- Mar 2010
Tutorial on performance monitoring
I've found many howtos on using tools like iostat, but they don't give any examples of good performance vs bad.
I know it varies greatly based on the invidual system's configuration, but aren't any tutorials I've found that have a sample system as an example and say something like "this server has 4 disks in a raid 5 array so a good avgqu-sz value from iostat should be between <whatever>"
I feel like many of the tutorial I've found assume a knowledge of system internals and monitoring I do not already have.
Could you recommend a good starting point?
Thanks for any responses.
- Join Date
- Apr 2009
- I can be found either 40 miles west of Chicago, in Chicago, or in a galaxy far, far away.
This subject is why I get paid a six-figure (USD) salary by one of the biggest companies in the world! The simple answer is that there are a LOT of resources on the internet to help you with this, but the basic stuff for Linux systems is the sysstat package. That can provide a lot of data on how your system is performing with regard to CPU, I/O, network and other usages. There are also other tools to use than can provide a nice view into how the system is acting, such as Ganglia. FWIW, sysstat and Ganglia simple look at the data in /proc on a periodic basis and then record and/or display that for the user.
As for your specific questions, I have to say that what is "good" vs. "bad" depends upon WAAAAY too many factors to go into here. I have spent many years gaining this knowledge, and even now a lot is due to gut reactions given the system configuration, usage factors, etc. I am in the process of developing serious mathematical models that will allow us to determine when our systems are mis-behaving by monitoring in real time many different factors. A lot of that math is from my engineering background, utilizing things like Kalman filters on the data provided by sysstat, as well as other local factors. Not a subject for the novice or those without suitable background in statistical analysis and calculus.

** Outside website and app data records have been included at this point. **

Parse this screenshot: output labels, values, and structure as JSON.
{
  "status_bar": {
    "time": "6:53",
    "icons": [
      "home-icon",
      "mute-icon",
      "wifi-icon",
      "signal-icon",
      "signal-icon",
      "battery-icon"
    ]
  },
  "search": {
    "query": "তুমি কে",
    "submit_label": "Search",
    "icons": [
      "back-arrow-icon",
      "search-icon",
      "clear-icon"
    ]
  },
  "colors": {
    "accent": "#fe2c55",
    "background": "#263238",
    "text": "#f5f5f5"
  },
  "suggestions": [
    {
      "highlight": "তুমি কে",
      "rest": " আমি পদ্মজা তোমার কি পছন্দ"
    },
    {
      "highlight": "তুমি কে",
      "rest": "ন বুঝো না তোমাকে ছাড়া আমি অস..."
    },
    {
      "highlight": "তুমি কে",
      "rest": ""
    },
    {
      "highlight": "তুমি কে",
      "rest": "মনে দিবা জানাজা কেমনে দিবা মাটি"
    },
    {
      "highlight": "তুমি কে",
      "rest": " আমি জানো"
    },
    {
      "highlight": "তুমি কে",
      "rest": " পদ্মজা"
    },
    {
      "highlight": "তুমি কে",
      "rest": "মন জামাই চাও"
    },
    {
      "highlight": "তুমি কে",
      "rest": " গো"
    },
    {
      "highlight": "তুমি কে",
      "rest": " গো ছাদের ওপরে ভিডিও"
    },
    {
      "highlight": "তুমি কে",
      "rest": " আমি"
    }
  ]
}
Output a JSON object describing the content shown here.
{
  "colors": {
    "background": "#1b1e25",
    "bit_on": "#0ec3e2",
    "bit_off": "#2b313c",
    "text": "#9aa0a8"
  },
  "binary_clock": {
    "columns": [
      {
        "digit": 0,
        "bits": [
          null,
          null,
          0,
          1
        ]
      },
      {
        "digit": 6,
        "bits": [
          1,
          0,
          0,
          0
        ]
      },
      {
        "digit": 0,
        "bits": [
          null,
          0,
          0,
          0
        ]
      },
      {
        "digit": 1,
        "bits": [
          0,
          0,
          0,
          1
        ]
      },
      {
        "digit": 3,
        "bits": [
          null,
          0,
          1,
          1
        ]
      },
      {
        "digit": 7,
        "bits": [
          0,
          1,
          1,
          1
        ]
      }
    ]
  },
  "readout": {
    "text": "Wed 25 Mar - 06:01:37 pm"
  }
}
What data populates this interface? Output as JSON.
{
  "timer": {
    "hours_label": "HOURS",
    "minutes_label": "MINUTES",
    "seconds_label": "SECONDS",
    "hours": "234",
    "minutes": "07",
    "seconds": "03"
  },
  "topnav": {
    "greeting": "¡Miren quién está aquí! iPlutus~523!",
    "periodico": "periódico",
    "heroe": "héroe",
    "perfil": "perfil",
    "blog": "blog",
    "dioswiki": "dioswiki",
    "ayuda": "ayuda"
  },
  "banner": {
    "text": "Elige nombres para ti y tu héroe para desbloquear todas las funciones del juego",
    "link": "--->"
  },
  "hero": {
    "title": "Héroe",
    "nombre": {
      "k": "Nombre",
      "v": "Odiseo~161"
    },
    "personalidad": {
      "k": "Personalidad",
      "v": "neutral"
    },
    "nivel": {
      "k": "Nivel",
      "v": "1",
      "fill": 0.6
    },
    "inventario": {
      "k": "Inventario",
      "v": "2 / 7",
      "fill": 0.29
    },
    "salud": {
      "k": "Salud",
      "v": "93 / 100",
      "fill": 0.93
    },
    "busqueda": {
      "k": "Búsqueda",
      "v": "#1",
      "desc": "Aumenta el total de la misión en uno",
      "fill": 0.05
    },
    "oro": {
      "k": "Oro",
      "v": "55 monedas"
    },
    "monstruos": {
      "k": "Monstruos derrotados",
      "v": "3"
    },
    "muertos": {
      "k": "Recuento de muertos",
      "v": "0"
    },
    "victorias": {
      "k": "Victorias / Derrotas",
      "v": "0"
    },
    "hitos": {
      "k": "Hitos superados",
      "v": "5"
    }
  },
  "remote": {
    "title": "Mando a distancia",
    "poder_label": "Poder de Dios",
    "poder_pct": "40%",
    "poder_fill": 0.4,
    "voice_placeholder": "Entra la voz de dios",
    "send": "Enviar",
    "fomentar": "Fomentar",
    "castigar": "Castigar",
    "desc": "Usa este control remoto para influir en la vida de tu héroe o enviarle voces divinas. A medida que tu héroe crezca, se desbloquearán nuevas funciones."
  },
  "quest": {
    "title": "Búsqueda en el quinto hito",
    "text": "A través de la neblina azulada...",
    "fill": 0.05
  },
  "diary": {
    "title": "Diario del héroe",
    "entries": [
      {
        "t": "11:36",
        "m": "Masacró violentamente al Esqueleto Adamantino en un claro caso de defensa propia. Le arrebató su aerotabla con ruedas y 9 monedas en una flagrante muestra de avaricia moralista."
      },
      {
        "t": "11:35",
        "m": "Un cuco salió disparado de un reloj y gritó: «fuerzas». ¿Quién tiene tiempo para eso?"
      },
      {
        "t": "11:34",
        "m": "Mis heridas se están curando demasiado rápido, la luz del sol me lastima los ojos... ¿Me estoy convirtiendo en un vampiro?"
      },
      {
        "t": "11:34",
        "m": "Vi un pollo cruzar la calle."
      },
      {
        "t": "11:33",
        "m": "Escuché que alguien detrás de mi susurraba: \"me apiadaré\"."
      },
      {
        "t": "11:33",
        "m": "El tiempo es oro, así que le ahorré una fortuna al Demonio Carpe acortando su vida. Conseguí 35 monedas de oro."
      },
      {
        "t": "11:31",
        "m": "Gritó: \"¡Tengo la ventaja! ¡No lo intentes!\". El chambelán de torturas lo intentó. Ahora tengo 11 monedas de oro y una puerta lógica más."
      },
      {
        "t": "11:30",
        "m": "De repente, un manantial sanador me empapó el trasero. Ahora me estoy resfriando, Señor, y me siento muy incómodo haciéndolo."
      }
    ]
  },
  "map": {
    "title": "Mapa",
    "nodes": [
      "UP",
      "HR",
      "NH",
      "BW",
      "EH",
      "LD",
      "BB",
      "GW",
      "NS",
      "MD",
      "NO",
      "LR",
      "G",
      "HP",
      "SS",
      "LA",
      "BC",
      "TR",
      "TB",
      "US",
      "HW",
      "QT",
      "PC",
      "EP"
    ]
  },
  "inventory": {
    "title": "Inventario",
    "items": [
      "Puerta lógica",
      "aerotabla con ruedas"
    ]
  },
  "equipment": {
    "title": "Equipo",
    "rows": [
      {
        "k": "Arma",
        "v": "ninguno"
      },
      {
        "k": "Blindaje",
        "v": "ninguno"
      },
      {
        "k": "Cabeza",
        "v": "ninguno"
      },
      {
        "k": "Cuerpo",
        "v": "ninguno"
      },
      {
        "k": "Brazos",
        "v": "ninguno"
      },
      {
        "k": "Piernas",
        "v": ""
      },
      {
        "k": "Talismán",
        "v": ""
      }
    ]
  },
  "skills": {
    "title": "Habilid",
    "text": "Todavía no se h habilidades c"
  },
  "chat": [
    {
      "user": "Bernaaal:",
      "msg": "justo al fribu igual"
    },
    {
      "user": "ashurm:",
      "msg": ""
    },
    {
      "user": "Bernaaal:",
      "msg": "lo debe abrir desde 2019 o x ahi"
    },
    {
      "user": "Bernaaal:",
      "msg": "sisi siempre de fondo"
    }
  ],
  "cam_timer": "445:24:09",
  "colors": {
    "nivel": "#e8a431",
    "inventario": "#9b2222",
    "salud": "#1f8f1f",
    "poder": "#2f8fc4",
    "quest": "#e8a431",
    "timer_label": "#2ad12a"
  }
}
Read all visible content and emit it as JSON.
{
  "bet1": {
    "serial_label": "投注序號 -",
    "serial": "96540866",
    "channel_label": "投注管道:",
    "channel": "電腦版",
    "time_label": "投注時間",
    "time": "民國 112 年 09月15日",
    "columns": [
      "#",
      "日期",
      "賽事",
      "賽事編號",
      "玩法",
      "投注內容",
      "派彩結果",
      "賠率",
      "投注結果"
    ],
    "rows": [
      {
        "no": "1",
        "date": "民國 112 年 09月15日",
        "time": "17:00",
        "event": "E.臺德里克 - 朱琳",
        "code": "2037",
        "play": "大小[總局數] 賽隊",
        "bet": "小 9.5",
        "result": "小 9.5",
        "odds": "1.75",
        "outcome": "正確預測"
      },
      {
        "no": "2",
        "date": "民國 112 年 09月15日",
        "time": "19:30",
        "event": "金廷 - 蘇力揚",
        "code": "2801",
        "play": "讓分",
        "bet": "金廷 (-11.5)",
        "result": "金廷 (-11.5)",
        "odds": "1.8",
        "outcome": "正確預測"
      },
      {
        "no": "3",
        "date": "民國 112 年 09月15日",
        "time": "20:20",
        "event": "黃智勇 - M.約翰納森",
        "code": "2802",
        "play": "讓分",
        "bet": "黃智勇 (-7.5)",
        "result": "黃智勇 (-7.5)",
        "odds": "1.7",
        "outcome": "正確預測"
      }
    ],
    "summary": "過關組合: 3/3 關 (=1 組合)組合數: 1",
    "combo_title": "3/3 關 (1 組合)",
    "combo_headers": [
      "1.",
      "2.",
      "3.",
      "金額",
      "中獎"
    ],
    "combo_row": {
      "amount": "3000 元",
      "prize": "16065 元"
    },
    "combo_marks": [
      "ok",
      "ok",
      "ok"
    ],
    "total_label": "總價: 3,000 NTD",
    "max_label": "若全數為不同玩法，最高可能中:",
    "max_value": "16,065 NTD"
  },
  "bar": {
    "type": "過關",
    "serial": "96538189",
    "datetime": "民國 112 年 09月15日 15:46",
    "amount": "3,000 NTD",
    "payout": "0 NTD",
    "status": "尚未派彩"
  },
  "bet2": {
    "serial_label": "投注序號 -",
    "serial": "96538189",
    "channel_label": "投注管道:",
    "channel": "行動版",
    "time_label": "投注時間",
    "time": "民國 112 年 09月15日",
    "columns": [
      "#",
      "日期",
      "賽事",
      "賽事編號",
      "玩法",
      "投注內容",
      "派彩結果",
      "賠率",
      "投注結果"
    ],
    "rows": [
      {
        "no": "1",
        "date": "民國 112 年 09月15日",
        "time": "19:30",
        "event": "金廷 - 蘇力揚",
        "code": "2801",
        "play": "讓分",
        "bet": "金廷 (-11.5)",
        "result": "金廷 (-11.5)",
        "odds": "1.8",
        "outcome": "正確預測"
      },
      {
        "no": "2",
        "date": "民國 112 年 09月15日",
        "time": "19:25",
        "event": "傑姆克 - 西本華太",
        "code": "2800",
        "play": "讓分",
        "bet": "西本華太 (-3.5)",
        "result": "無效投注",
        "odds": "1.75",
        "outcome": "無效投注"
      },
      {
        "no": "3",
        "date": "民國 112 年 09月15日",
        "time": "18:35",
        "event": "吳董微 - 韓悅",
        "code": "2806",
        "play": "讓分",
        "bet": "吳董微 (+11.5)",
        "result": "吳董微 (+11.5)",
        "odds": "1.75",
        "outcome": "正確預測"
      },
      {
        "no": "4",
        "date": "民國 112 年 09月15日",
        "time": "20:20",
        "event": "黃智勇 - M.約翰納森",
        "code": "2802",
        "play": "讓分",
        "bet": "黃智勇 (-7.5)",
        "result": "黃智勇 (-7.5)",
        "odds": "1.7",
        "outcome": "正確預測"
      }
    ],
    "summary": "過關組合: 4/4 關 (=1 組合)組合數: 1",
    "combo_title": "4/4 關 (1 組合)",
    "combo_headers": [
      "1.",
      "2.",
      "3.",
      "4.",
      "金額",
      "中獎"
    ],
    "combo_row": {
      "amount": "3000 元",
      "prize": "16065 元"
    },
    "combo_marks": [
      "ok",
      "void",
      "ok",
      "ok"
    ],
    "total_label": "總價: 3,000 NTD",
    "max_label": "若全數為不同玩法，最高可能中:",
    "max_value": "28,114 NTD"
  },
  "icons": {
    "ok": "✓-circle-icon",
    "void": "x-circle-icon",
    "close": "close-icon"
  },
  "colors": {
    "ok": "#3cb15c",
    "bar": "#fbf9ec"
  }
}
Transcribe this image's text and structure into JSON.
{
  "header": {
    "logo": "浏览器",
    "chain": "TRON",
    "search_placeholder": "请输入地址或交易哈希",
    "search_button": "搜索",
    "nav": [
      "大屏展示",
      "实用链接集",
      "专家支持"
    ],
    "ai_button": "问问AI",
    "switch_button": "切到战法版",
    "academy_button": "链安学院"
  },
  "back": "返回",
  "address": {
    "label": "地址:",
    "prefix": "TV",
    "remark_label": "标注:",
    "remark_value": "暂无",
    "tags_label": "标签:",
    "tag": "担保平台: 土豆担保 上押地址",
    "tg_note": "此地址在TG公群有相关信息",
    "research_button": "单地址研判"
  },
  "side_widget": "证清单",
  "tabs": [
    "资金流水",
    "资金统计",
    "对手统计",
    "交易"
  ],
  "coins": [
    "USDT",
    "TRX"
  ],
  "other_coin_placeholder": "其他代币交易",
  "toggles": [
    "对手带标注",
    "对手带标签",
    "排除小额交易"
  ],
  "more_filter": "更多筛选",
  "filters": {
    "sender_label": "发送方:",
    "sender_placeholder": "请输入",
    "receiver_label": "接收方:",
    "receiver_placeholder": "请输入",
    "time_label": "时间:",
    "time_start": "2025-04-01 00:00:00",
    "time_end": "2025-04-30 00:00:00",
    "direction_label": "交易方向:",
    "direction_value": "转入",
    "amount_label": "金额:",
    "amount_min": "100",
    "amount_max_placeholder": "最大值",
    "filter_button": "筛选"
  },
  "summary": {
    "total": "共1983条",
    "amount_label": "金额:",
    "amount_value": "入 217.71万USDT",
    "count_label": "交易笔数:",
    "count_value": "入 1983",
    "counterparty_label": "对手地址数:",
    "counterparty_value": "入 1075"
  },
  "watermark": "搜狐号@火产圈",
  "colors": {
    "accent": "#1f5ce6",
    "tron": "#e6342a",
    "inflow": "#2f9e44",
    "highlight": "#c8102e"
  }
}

As for a starting point, unless you have a really strong engineering background and in-depth knowledge of the Linux system, then stick with packaged solutions. There are some really good ones out there, both open source (like Ganglia, Nagios, and sysstat) as well as proprietary monitoring tools. You just have to decide which provides the features that will help you the most. Bear in mind that proprietary tools like HP-Unicenter are very pricey, whereas opensource tools like Nagios and Ganglia provide a lot of the same functionality at a much lower price point. The main difference is support, and how much you are willing to learn on your own.Sometimes, real fast is almost as good as real time.
Just remember, Semper Gumbi - always be flexible!